**Action item**
The response must contain every line of the records that follow, duplicated exactly.

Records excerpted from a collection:
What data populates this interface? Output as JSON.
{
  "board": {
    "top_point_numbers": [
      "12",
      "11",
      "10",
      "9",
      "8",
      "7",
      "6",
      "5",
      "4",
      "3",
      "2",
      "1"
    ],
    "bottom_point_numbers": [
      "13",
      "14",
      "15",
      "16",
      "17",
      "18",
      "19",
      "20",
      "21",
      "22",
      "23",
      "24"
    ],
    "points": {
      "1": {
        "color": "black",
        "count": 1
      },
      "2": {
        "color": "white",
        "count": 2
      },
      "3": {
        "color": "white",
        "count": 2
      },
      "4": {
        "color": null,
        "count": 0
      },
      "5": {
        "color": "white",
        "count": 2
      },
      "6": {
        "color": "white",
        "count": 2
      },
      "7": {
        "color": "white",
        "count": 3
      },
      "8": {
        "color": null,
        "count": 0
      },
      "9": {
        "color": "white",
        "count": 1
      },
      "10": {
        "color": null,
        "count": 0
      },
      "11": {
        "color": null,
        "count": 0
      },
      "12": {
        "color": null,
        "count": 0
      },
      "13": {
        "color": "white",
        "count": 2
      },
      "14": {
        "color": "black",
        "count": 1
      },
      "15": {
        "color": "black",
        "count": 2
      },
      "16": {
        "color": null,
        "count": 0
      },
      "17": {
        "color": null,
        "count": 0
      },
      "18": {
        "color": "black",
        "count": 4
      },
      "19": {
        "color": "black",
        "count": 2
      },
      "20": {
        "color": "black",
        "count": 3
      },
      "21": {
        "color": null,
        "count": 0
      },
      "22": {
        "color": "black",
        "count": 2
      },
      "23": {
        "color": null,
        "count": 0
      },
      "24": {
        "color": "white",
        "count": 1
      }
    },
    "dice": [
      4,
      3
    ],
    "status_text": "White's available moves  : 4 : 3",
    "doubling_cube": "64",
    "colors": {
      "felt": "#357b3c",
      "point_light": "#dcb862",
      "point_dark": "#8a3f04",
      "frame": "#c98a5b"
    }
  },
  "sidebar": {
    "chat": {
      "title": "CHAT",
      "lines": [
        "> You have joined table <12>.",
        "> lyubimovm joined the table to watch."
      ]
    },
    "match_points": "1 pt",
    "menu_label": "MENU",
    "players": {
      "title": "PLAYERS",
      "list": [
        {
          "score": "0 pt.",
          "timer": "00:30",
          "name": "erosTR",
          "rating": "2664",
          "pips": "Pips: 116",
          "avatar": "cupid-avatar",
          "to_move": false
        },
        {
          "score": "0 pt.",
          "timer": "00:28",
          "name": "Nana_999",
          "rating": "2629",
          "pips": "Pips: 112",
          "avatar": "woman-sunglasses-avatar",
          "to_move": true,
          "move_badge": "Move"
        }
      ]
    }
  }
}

**Your response**
What data populates this interface? Output as JSON.
{
  "board": {
    "top_point_numbers": [
      "12",
      "11",
      "10",
      "9",
      "8",
      "7",
      "6",
      "5",
      "4",
      "3",
      "2",
      "1"
    ],
    "bottom_point_numbers": [
      "13",
      "14",
      "15",
      "16",
      "17",
      "18",
      "19",
      "20",
      "21",
      "22",
      "23",
      "24"
    ],
    "points": {
      "1": {
        "color": "black",
        "count": 1
      },
      "2": {
        "color": "white",
        "count": 2
      },
      "3": {
        "color": "white",
        "count": 2
      },
      "4": {
        "color": null,
        "count": 0
      },
      "5": {
        "color": "white",
        "count": 2
      },
      "6": {
        "color": "white",
        "count": 2
      },
      "7": {
        "color": "white",
        "count": 3
      },
      "8": {
        "color": null,
        "count": 0
      },
      "9": {
        "color": "white",
        "count": 1
      },
      "10": {
        "color": null,
        "count": 0
      },
      "11": {
        "color": null,
        "count": 0
      },
      "12": {
        "color": null,
        "count": 0
      },
      "13": {
        "color": "white",
        "count": 2
      },
      "14": {
        "color": "black",
        "count": 1
      },
      "15": {
        "color": "black",
        "count": 2
      },
      "16": {
        "color": null,
        "count": 0
      },
      "17": {
        "color": null,
        "count": 0
      },
      "18": {
        "color": "black",
        "count": 4
      },
      "19": {
        "color": "black",
        "count": 2
      },
      "20": {
        "color": "black",
        "count": 3
      },
      "21": {
        "color": null,
        "count": 0
      },
      "22": {
        "color": "black",
        "count": 2
      },
      "23": {
        "color": null,
        "count": 0
      },
      "24": {
        "color": "white",
        "count": 1
      }
    },
    "dice": [
      4,
      3
    ],
    "status_text": "White's available moves  : 4 : 3",
    "doubling_cube": "64",
    "colors": {
      "felt": "#357b3c",
      "point_light": "#dcb862",
      "point_dark": "#8a3f04",
      "frame": "#c98a5b"
    }
  },
  "sidebar": {
    "chat": {
      "title": "CHAT",
      "lines": [
        "> You have joined table <12>.",
        "> lyubimovm joined the table to watch."
      ]
    },
    "match_points": "1 pt",
    "menu_label": "MENU",
    "players": {
      "title": "PLAYERS",
      "list": [
        {
          "score": "0 pt.",
          "timer": "00:30",
          "name": "erosTR",
          "rating": "2664",
          "pips": "Pips: 116",
          "avatar": "cupid-avatar",
          "to_move": false
        },
        {
          "score": "0 pt.",
          "timer": "00:28",
          "name": "Nana_999",
          "rating": "2629",
          "pips": "Pips: 112",
          "avatar": "woman-sunglasses-avatar",
          "to_move": true,
          "move_badge": "Move"
        }
      ]
    }
  }
}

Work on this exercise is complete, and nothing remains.